WHAT TO WORK ON: Each line below that carries the string "icon" must appear in the answer.
DATA EXTRACTS START
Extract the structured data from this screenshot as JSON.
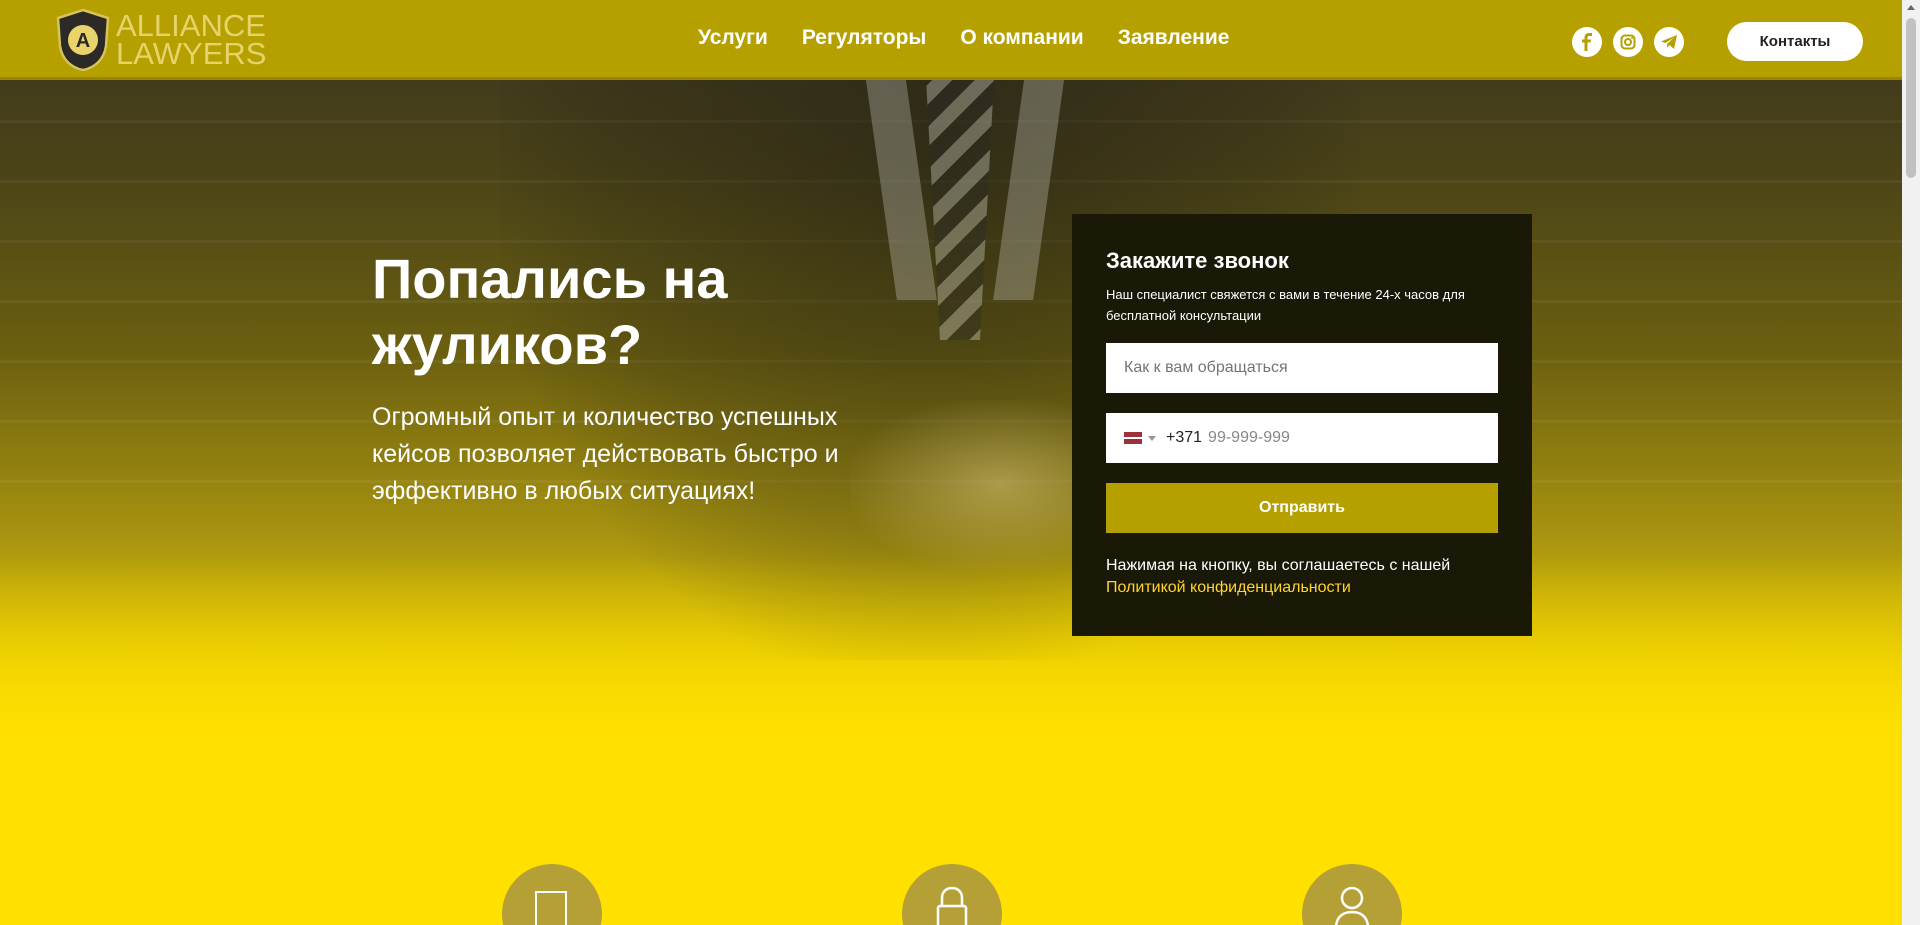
{
  "header": {
    "logo": {
      "line1": "ALLIANCE",
      "line2": "LAWYERS"
    },
    "nav": [
      {
        "label": "Услуги"
      },
      {
        "label": "Регуляторы"
      },
      {
        "label": "О компании"
      },
      {
        "label": "Заявление"
      }
    ],
    "social": [
      {
        "icon": "facebook-icon"
      },
      {
        "icon": "instagram-icon"
      },
      {
        "icon": "telegram-icon"
      }
    ],
    "contacts_label": "Контакты"
  },
  "hero": {
    "title": "Попались на жуликов?",
    "subtitle": "Огромный опыт и количество успешных кейсов позволяет действовать быстро и эффективно в любых ситуациях!"
  },
  "form": {
    "title": "Закажите звонок",
    "description": "Наш специалист свяжется с вами в течение 24-х часов для бесплатной консультации",
    "name_placeholder": "Как к вам обращаться",
    "phone_code": "+371",
    "phone_placeholder": "99-999-999",
    "submit_label": "Отправить",
    "consent_text": "Нажимая на кнопку, вы соглашаетесь с нашей",
    "consent_link": "Политикой конфиденциальности"
  },
  "features": [
    {
      "icon": "document-icon"
    },
    {
      "icon": "lock-icon"
    },
    {
      "icon": "user-icon"
    }
  ],
  "colors": {
    "header_bg": "#b6a000",
    "accent": "#ffe000",
    "panel_bg": "#1a1807",
    "link": "#ffd52a"
  }
}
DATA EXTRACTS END
RESPONSE TO THE EXERCISE:
        "icon": "facebook-icon"
        "icon": "instagram-icon"
        "icon": "telegram-icon"
      "icon": "document-icon"
      "icon": "lock-icon"
      "icon": "user-icon"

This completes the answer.